They were best mates, soldiers, adventurers; they had shared danger, drink, women, the best of times together.  Iago was married, he had children, but domestic bliss was not the mainspring of his life.  He lusted after excitement, adventure, the comradeship of like-minded men and loose women.   Life was good.  He and Othello had pitched up in Venice, where they intended to have a good time.  But then Othello appointed Cassio as his lieutenant and fell in love with Desdemona.  These were the contingent events that instigated the disaster.  Iago,  who had long enjoyed the stable though unrequited love for Othello that male comrades in arms enjoy, felt excluded and plotted his revenge.  First Cassio and then Desdemona had got in the way.  Iago was furious; the dark powers of his personality were released and he plotted his revenge.  

Othello was naive and vulnerable.  He had not married and had little experience of women.  He came from a ’Taliban’ culture that kept their women covered up, out of sight and temptation. Throughout history, men have feared the power of women and sought to control them;  their sexual appetites, once released, could destroy a family, a tribe a Kingdom.  We might wonder whether Othello’s mother was sexually incontinent, but for whatever reason, Othello had never previously had a woman he could not control until he met Desdemona, the Venetian beauty, who came from a culture where flirtation and intrigue was a way of life. 

Othello was out of his depth and feeling very vulnerable.  He was overwhelmed by the romance, the experience of being in love.  Those we fear, we put on a pedestal; to Othello, Desdemona appeared  chaste and virtuous but he did not trust her sexuality, even when it was focussed purely on him. Her youthful lustfulness was a contaminant. 

Iago was more the politician, the schemer, the spin doctor who could manipulate other people.  To him everything that was good was just a weakness; something to be exploited.  Iago was so envious of his friend’s infatuation.  How he wished he could experience that kind of all consuming love.  But he was trapped in a loveless marriage and now he was in danger of losing the only real friend he had in the world.  How much he hated Desdemona, how furious he was at being passed over for Cassio.  In the cynical, loveless world he inhabited, he did not care what others thought of him, he had to destroy the one he loved and in so doing destroy the only thing in himself that was good and vulnerable.  He hatched a plot to ensnare both Cassio and Desdemona; he invented an intrigue between them and slowly dripped petrol onto the embers of Othello’s suspicions.

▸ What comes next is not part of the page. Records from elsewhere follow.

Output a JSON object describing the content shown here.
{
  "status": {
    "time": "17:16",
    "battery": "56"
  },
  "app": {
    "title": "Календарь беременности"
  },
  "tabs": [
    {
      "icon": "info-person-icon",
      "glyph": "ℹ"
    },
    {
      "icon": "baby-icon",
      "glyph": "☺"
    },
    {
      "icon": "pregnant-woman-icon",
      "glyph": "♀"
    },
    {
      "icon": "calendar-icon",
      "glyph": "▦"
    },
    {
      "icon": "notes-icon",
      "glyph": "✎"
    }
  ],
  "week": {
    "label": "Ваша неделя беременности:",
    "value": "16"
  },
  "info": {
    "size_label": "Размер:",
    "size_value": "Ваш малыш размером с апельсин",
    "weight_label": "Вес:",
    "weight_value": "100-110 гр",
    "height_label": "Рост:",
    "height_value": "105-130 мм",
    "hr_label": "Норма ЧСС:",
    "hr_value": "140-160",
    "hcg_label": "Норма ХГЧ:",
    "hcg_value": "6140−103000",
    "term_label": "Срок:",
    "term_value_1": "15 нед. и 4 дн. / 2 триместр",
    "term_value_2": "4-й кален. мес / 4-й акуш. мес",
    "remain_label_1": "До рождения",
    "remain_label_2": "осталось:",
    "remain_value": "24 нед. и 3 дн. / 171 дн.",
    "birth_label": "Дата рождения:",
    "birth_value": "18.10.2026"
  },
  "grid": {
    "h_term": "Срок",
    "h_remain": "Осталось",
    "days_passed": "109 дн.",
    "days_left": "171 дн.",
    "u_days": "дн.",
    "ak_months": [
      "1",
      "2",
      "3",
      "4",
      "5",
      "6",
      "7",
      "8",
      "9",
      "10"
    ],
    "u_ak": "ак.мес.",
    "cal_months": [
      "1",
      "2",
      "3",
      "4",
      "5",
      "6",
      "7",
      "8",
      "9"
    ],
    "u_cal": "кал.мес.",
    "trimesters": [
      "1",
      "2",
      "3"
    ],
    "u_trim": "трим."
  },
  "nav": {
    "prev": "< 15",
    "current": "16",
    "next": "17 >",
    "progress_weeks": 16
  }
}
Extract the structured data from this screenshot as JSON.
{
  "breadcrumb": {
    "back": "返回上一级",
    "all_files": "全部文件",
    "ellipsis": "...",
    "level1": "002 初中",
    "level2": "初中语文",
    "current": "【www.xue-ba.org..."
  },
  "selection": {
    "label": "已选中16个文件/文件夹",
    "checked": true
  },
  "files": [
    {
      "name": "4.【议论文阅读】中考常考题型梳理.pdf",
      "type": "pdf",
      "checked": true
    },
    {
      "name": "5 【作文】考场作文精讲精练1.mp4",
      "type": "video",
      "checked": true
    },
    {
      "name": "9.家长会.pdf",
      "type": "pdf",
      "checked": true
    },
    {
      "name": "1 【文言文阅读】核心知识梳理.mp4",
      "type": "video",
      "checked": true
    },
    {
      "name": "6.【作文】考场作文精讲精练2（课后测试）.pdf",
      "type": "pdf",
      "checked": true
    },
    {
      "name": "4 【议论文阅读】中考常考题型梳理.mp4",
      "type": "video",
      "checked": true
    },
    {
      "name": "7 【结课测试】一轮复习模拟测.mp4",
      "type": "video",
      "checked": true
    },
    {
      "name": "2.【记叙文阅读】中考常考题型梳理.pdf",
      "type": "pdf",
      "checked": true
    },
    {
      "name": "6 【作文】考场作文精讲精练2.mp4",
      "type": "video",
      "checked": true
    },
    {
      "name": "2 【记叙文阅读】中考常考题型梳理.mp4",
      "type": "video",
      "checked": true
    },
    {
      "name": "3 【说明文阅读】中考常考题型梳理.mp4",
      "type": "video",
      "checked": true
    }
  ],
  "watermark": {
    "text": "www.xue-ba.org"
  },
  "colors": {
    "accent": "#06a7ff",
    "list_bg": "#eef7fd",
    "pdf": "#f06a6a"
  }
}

Othello, so courageous in battle, so wise in council, was vulnerable in love and thus susceptible to Iago’s insinuations.  He was the heroic fool; it did not take much to infect him with suspicion.  

But Iago  was not a sophisticated man.  He really didn’t know his own mind;  he just projected his feelings out into others and encouraged their baser motives.  Iago sensed his friends weakness, his corruptibility, his terrible addiction to the pain and pleasure of sexual jealousy.  He was playing with fire, but he did not appreciate the explosive nature of Othello’s fear and rage and thus did not anticipate the disaster that would ensue.  Nevertheless he was responsible; he infected his friend and made him do it.   As the play winds to its dreadful conclusion, he feels nothing but contempt for himself.    

Iago on the Couch is the topic of an after dinner discussion at The Freud Museum between the actor,Simon Russell Beale, director Terry Hands, and psychoanalysts David Bell and Ingres Sodre and produced in DVD by The Institute of Psychoanalysis. Freud and Shakepeare are natural partners, such amazing observers of human nature. They provide moral luminescence without moral judgement. Shakespeare acts out the pain and the doubt; Freud lives with it.